§ **What you have to do**
Count the lines in the entries that contain the string "spots". State nothing but the number.
________________________________________
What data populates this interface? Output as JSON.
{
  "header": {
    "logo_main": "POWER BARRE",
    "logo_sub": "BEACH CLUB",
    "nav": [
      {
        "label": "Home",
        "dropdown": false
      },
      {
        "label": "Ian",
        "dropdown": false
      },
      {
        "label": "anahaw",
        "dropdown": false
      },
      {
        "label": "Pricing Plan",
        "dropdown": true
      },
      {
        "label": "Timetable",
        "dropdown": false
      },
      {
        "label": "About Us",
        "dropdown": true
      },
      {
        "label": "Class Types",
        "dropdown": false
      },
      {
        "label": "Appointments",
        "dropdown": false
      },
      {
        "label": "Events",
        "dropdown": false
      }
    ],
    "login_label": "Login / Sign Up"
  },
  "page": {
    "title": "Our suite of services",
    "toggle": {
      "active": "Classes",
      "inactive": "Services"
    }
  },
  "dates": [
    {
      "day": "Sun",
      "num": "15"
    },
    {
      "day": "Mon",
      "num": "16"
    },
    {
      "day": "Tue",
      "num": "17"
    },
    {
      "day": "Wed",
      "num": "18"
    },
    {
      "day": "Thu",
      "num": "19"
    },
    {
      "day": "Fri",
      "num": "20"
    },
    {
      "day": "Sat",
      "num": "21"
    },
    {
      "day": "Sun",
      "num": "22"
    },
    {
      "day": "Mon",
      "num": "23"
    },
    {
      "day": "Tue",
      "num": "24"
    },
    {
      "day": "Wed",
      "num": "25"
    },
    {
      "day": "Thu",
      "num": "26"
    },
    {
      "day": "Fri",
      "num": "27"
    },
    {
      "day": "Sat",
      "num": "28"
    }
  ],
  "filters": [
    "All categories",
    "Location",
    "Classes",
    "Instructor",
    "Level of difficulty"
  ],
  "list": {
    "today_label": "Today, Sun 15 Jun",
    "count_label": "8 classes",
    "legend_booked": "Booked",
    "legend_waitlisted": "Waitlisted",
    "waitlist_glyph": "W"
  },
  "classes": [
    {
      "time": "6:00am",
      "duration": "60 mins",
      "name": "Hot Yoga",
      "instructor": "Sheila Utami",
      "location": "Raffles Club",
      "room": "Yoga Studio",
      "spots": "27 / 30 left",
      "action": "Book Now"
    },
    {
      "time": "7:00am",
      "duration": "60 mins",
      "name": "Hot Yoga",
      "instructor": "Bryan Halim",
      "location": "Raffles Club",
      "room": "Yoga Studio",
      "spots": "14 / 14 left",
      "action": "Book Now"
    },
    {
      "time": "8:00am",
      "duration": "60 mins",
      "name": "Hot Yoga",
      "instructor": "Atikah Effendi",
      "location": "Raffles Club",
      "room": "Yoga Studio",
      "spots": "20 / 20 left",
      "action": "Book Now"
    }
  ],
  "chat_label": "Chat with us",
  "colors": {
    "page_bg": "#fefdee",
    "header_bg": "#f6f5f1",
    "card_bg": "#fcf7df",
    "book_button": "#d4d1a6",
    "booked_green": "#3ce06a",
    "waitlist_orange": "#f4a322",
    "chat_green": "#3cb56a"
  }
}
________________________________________
§ **Solution for this problem**
3